◆ **What is being asked**: Without the pictures, give the entries below again exactly as written.

◆ **Records**:
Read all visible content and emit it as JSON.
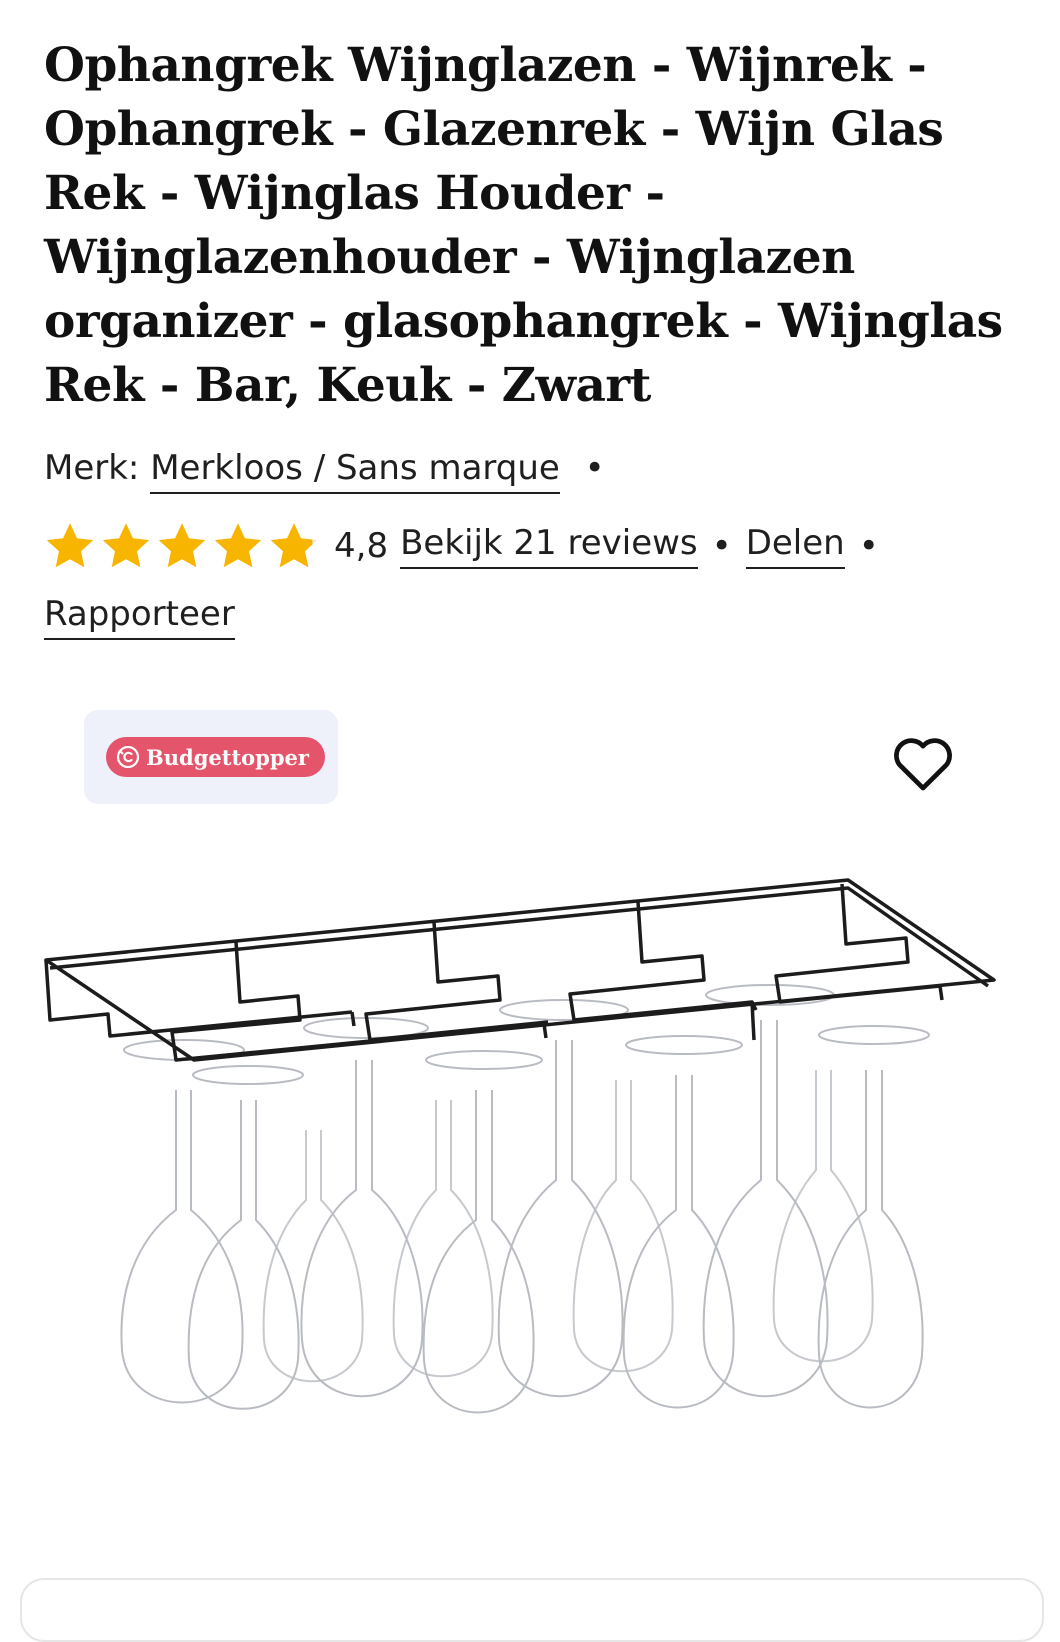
{
  "product": {
    "title": "Ophangrek Wijnglazen - Wijnrek - Ophangrek - Glazenrek - Wijn Glas Rek - Wijnglas Houder - Wijnglazenhouder - Wijnglazen organizer - glasophangrek - Wijnglas Rek - Bar, Keuk - Zwart",
    "brand_label": "Merk:",
    "brand_name": "Merkloos / Sans marque",
    "rating": "4,8",
    "rating_stars": 4.8,
    "reviews_link": "Bekijk 21 reviews",
    "share_link": "Delen",
    "report_link": "Rapporteer",
    "separator": "•"
  },
  "badge": {
    "label": "Budgettopper"
  },
  "colors": {
    "star": "#f7b500",
    "badge_bg": "#e4546a",
    "badge_box_bg": "#eef1fa"
  },
  "icons": [
    "star-icon",
    "budgettopper-icon",
    "heart-icon"
  ]
}
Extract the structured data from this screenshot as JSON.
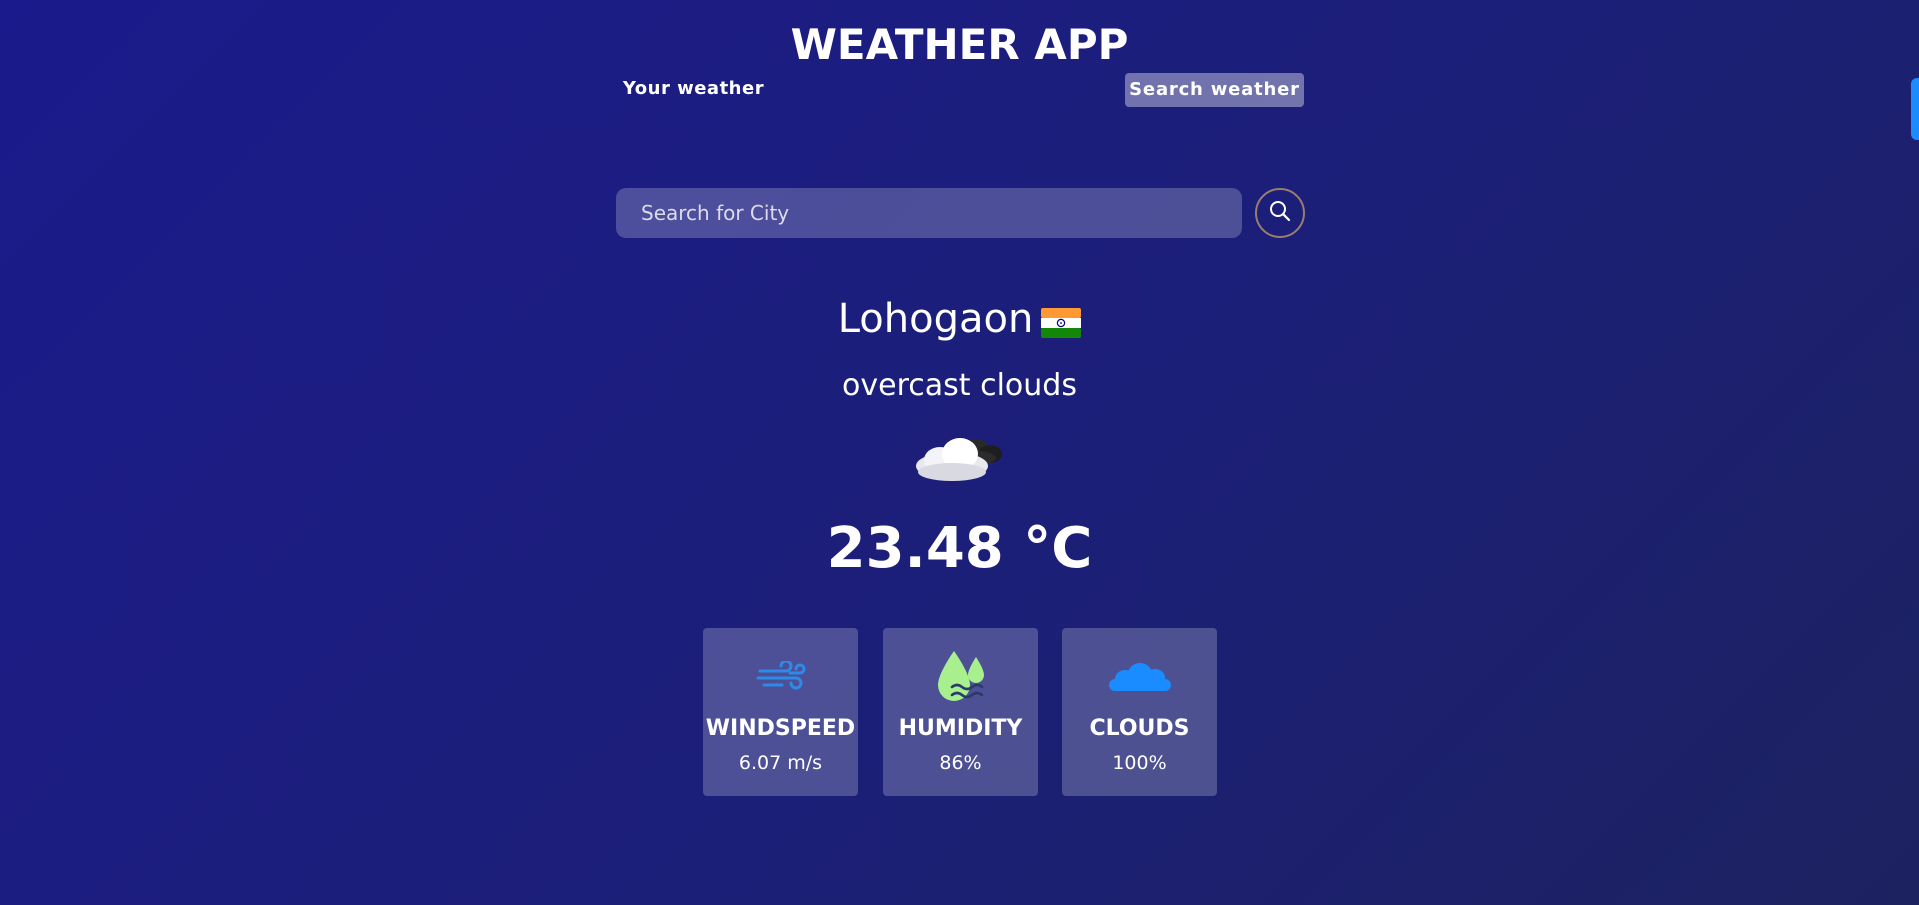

◆ **Response for this exercise**:
Read all visible content and emit it as JSON.
{
  "product": {
    "title": "Ophangrek Wijnglazen - Wijnrek - Ophangrek - Glazenrek - Wijn Glas Rek - Wijnglas Houder - Wijnglazenhouder - Wijnglazen organizer - glasophangrek - Wijnglas Rek - Bar, Keuk - Zwart",
    "brand_label": "Merk:",
    "brand_name": "Merkloos / Sans marque",
    "rating": "4,8",
    "rating_stars": 4.8,
    "reviews_link": "Bekijk 21 reviews",
    "share_link": "Delen",
    "report_link": "Rapporteer",
    "separator": "•"
  },
  "badge": {
    "label": "Budgettopper"
  },
  "colors": {
    "star": "#f7b500",
    "badge_bg": "#e4546a",
    "badge_box_bg": "#eef1fa"
  },
  "icons": [
    "star-icon",
    "budgettopper-icon",
    "heart-icon"
  ]
}
Extract the structured data from this screenshot as JSON.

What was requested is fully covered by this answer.